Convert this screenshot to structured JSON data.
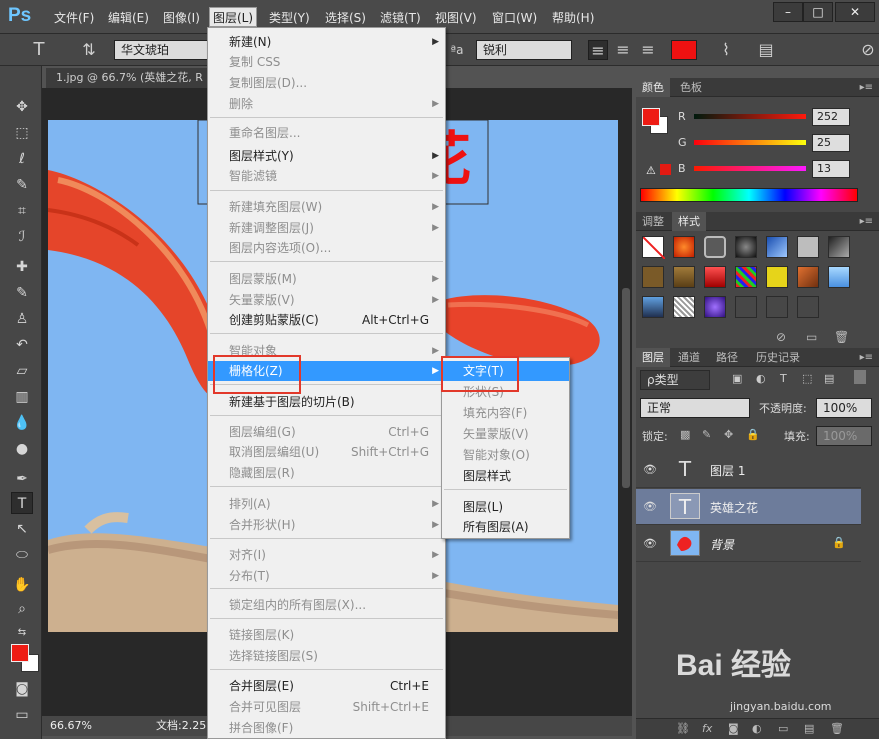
{
  "app": {
    "logo": "Ps",
    "menus": [
      "文件(F)",
      "编辑(E)",
      "图像(I)",
      "图层(L)",
      "类型(Y)",
      "选择(S)",
      "滤镜(T)",
      "视图(V)",
      "窗口(W)",
      "帮助(H)"
    ],
    "window_controls": [
      "–",
      "□",
      "✕"
    ]
  },
  "options": {
    "font_family": "华文琥珀",
    "antialias": "锐利",
    "aa_label": "ªa",
    "color": "#ee1111"
  },
  "document": {
    "tab_title": "1.jpg @ 66.7% (英雄之花, R",
    "zoom": "66.67%",
    "doc_info": "文档:2.25"
  },
  "layer_menu": {
    "items": [
      {
        "label": "新建(N)",
        "disabled": false,
        "submenu": true
      },
      {
        "label": "复制 CSS",
        "disabled": true
      },
      {
        "label": "复制图层(D)...",
        "disabled": true
      },
      {
        "label": "删除",
        "disabled": true,
        "submenu": true
      },
      {
        "label": "重命名图层...",
        "disabled": true
      },
      {
        "label": "图层样式(Y)",
        "disabled": false,
        "submenu": true
      },
      {
        "label": "智能滤镜",
        "disabled": true,
        "submenu": true
      },
      {
        "label": "新建填充图层(W)",
        "disabled": true,
        "submenu": true
      },
      {
        "label": "新建调整图层(J)",
        "disabled": true,
        "submenu": true
      },
      {
        "label": "图层内容选项(O)...",
        "disabled": true
      },
      {
        "label": "图层蒙版(M)",
        "disabled": true,
        "submenu": true
      },
      {
        "label": "矢量蒙版(V)",
        "disabled": true,
        "submenu": true
      },
      {
        "label": "创建剪贴蒙版(C)",
        "shortcut": "Alt+Ctrl+G",
        "disabled": false
      },
      {
        "label": "智能对象",
        "disabled": true,
        "submenu": true
      },
      {
        "label": "栅格化(Z)",
        "disabled": false,
        "submenu": true,
        "highlighted": true
      },
      {
        "label": "新建基于图层的切片(B)",
        "disabled": false
      },
      {
        "label": "图层编组(G)",
        "shortcut": "Ctrl+G",
        "disabled": true
      },
      {
        "label": "取消图层编组(U)",
        "shortcut": "Shift+Ctrl+G",
        "disabled": true
      },
      {
        "label": "隐藏图层(R)",
        "disabled": true
      },
      {
        "label": "排列(A)",
        "disabled": true,
        "submenu": true
      },
      {
        "label": "合并形状(H)",
        "disabled": true,
        "submenu": true
      },
      {
        "label": "对齐(I)",
        "disabled": true,
        "submenu": true
      },
      {
        "label": "分布(T)",
        "disabled": true,
        "submenu": true
      },
      {
        "label": "锁定组内的所有图层(X)...",
        "disabled": true
      },
      {
        "label": "链接图层(K)",
        "disabled": true
      },
      {
        "label": "选择链接图层(S)",
        "disabled": true
      },
      {
        "label": "合并图层(E)",
        "shortcut": "Ctrl+E",
        "disabled": false
      },
      {
        "label": "合并可见图层",
        "shortcut": "Shift+Ctrl+E",
        "disabled": true
      },
      {
        "label": "拼合图像(F)",
        "disabled": true
      }
    ]
  },
  "rasterize_menu": {
    "items": [
      {
        "label": "文字(T)",
        "disabled": false,
        "highlighted": true
      },
      {
        "label": "形状(S)",
        "disabled": true
      },
      {
        "label": "填充内容(F)",
        "disabled": true
      },
      {
        "label": "矢量蒙版(V)",
        "disabled": true
      },
      {
        "label": "智能对象(O)",
        "disabled": true
      },
      {
        "label": "图层样式",
        "disabled": false
      },
      {
        "label": "图层(L)",
        "disabled": false
      },
      {
        "label": "所有图层(A)",
        "disabled": false
      }
    ]
  },
  "color_panel": {
    "tabs": [
      "颜色",
      "色板"
    ],
    "r_label": "R",
    "r_value": "252",
    "g_label": "G",
    "g_value": "25",
    "b_label": "B",
    "b_value": "13"
  },
  "styles_panel": {
    "tabs": [
      "调整",
      "样式"
    ]
  },
  "layers_panel": {
    "tabs": [
      "图层",
      "通道",
      "路径",
      "历史记录"
    ],
    "filter_label": "ρ类型",
    "blend_mode": "正常",
    "opacity_label": "不透明度:",
    "opacity_value": "100%",
    "lock_label": "锁定:",
    "fill_label": "填充:",
    "fill_value": "100%",
    "layers": [
      {
        "name": "图层 1",
        "type": "text",
        "selected": false
      },
      {
        "name": "英雄之花",
        "type": "text",
        "selected": true
      },
      {
        "name": "背景",
        "type": "image",
        "selected": false,
        "locked": true
      }
    ]
  },
  "canvas_text": "花",
  "watermark": {
    "text": "Bai 经验",
    "sub": "jingyan.baidu.com"
  },
  "colors": {
    "foreground": "#ee1c14",
    "accent_blue": "#3399ff",
    "annot_red": "#e2382a"
  }
}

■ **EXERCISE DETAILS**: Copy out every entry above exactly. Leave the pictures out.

■ **RESULT**:
Convert this screenshot to structured JSON data.
{
  "app": {
    "logo": "Ps",
    "menus": [
      "文件(F)",
      "编辑(E)",
      "图像(I)",
      "图层(L)",
      "类型(Y)",
      "选择(S)",
      "滤镜(T)",
      "视图(V)",
      "窗口(W)",
      "帮助(H)"
    ],
    "window_controls": [
      "–",
      "□",
      "✕"
    ]
  },
  "options": {
    "font_family": "华文琥珀",
    "antialias": "锐利",
    "aa_label": "ªa",
    "color": "#ee1111"
  },
  "document": {
    "tab_title": "1.jpg @ 66.7% (英雄之花, R",
    "zoom": "66.67%",
    "doc_info": "文档:2.25"
  },
  "layer_menu": {
    "items": [
      {
        "label": "新建(N)",
        "disabled": false,
        "submenu": true
      },
      {
        "label": "复制 CSS",
        "disabled": true
      },
      {
        "label": "复制图层(D)...",
        "disabled": true
      },
      {
        "label": "删除",
        "disabled": true,
        "submenu": true
      },
      {
        "label": "重命名图层...",
        "disabled": true
      },
      {
        "label": "图层样式(Y)",
        "disabled": false,
        "submenu": true
      },
      {
        "label": "智能滤镜",
        "disabled": true,
        "submenu": true
      },
      {
        "label": "新建填充图层(W)",
        "disabled": true,
        "submenu": true
      },
      {
        "label": "新建调整图层(J)",
        "disabled": true,
        "submenu": true
      },
      {
        "label": "图层内容选项(O)...",
        "disabled": true
      },
      {
        "label": "图层蒙版(M)",
        "disabled": true,
        "submenu": true
      },
      {
        "label": "矢量蒙版(V)",
        "disabled": true,
        "submenu": true
      },
      {
        "label": "创建剪贴蒙版(C)",
        "shortcut": "Alt+Ctrl+G",
        "disabled": false
      },
      {
        "label": "智能对象",
        "disabled": true,
        "submenu": true
      },
      {
        "label": "栅格化(Z)",
        "disabled": false,
        "submenu": true,
        "highlighted": true
      },
      {
        "label": "新建基于图层的切片(B)",
        "disabled": false
      },
      {
        "label": "图层编组(G)",
        "shortcut": "Ctrl+G",
        "disabled": true
      },
      {
        "label": "取消图层编组(U)",
        "shortcut": "Shift+Ctrl+G",
        "disabled": true
      },
      {
        "label": "隐藏图层(R)",
        "disabled": true
      },
      {
        "label": "排列(A)",
        "disabled": true,
        "submenu": true
      },
      {
        "label": "合并形状(H)",
        "disabled": true,
        "submenu": true
      },
      {
        "label": "对齐(I)",
        "disabled": true,
        "submenu": true
      },
      {
        "label": "分布(T)",
        "disabled": true,
        "submenu": true
      },
      {
        "label": "锁定组内的所有图层(X)...",
        "disabled": true
      },
      {
        "label": "链接图层(K)",
        "disabled": true
      },
      {
        "label": "选择链接图层(S)",
        "disabled": true
      },
      {
        "label": "合并图层(E)",
        "shortcut": "Ctrl+E",
        "disabled": false
      },
      {
        "label": "合并可见图层",
        "shortcut": "Shift+Ctrl+E",
        "disabled": true
      },
      {
        "label": "拼合图像(F)",
        "disabled": true
      }
    ]
  },
  "rasterize_menu": {
    "items": [
      {
        "label": "文字(T)",
        "disabled": false,
        "highlighted": true
      },
      {
        "label": "形状(S)",
        "disabled": true
      },
      {
        "label": "填充内容(F)",
        "disabled": true
      },
      {
        "label": "矢量蒙版(V)",
        "disabled": true
      },
      {
        "label": "智能对象(O)",
        "disabled": true
      },
      {
        "label": "图层样式",
        "disabled": false
      },
      {
        "label": "图层(L)",
        "disabled": false
      },
      {
        "label": "所有图层(A)",
        "disabled": false
      }
    ]
  },
  "color_panel": {
    "tabs": [
      "颜色",
      "色板"
    ],
    "r_label": "R",
    "r_value": "252",
    "g_label": "G",
    "g_value": "25",
    "b_label": "B",
    "b_value": "13"
  },
  "styles_panel": {
    "tabs": [
      "调整",
      "样式"
    ]
  },
  "layers_panel": {
    "tabs": [
      "图层",
      "通道",
      "路径",
      "历史记录"
    ],
    "filter_label": "ρ类型",
    "blend_mode": "正常",
    "opacity_label": "不透明度:",
    "opacity_value": "100%",
    "lock_label": "锁定:",
    "fill_label": "填充:",
    "fill_value": "100%",
    "layers": [
      {
        "name": "图层 1",
        "type": "text",
        "selected": false
      },
      {
        "name": "英雄之花",
        "type": "text",
        "selected": true
      },
      {
        "name": "背景",
        "type": "image",
        "selected": false,
        "locked": true
      }
    ]
  },
  "canvas_text": "花",
  "watermark": {
    "text": "Bai 经验",
    "sub": "jingyan.baidu.com"
  },
  "colors": {
    "foreground": "#ee1c14",
    "accent_blue": "#3399ff",
    "annot_red": "#e2382a"
  }
}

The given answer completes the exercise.